Throughout my career, I have looked at the soles of thousands of feet. During patient examinations I often see dry skin somewhere on a patient’s sole.
One of the most common reasons for dry skin is simple neglect. I’d be kidding myself to think most people take as good care of their feet as they do for their hands. Honestly, feet are sometimes out of sight, out of mind. Sometimes they are just the last thing to think about in a busy rush of a day…until they start to hurt.

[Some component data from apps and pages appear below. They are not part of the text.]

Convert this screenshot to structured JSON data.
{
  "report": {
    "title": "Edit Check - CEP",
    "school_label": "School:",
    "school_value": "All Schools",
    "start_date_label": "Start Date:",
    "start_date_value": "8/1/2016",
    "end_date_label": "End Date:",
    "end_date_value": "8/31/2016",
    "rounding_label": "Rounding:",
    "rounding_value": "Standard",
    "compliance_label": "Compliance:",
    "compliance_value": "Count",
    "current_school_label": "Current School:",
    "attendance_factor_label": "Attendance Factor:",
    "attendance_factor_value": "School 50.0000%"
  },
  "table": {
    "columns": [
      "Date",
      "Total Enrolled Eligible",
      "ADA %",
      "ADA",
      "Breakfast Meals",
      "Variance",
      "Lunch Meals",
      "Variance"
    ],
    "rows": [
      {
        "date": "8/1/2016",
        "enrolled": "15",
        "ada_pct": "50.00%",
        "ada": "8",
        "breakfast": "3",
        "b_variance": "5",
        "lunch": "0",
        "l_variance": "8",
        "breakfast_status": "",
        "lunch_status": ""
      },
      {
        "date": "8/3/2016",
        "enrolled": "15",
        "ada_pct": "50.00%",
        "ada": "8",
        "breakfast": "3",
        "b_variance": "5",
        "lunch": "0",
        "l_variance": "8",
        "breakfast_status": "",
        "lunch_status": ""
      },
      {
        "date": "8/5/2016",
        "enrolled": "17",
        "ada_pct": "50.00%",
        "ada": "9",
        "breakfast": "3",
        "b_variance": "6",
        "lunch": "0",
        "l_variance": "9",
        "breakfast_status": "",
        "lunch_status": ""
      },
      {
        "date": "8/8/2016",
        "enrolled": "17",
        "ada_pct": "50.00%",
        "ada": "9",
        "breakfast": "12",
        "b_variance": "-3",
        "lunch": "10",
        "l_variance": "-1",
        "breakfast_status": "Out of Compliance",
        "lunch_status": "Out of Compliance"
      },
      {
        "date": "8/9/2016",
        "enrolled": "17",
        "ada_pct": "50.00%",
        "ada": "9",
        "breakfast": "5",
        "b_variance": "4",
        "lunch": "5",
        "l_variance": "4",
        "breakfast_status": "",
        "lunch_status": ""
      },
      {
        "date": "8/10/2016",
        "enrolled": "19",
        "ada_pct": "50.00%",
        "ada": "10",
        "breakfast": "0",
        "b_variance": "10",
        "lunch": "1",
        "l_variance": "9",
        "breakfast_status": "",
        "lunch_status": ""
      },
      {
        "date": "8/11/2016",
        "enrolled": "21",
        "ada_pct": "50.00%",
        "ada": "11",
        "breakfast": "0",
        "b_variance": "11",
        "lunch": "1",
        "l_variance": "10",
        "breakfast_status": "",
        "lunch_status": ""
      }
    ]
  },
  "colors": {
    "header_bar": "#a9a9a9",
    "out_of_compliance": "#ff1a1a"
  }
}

So, it’s my job to shed some light on the possible reasons and consequences for dry skin on your soles. Let’s start with athlete’s feet… dry flaky skin can easily be treated with antifungal medications. If left unchecked though, symptoms of burnings, itching, and/or subsequent bacterial infections can occur.
Xerosis is also quite common. It usually presents as dry, thickened skin on the bottom or back of the heels. Lots of people ignore it, but if left unchecked this thickened skin can start to form fissures which hurt or could get infected.
Peripheral vascular disease can also cause dry skin, which is a warning sign and risk factor for skin ulceration.
Poorly controlled Diabetes can mess up the little nerves that regulate natural moisture functions of skin leading to dryness as well.
If you have dry soles, please don’t ignore them. Treating this condition is a worthwhile endeavor even if it seems like no big deal.
If your hands were dry, you would fix them much sooner I bet. Do the same for your feet, they deserve it. Call Sohl Foot & Ankle at 267-699-3839 if any of this sounds familiar.
PHOTO CAP: This dry skin can start to crack, cause pain, and even get infected.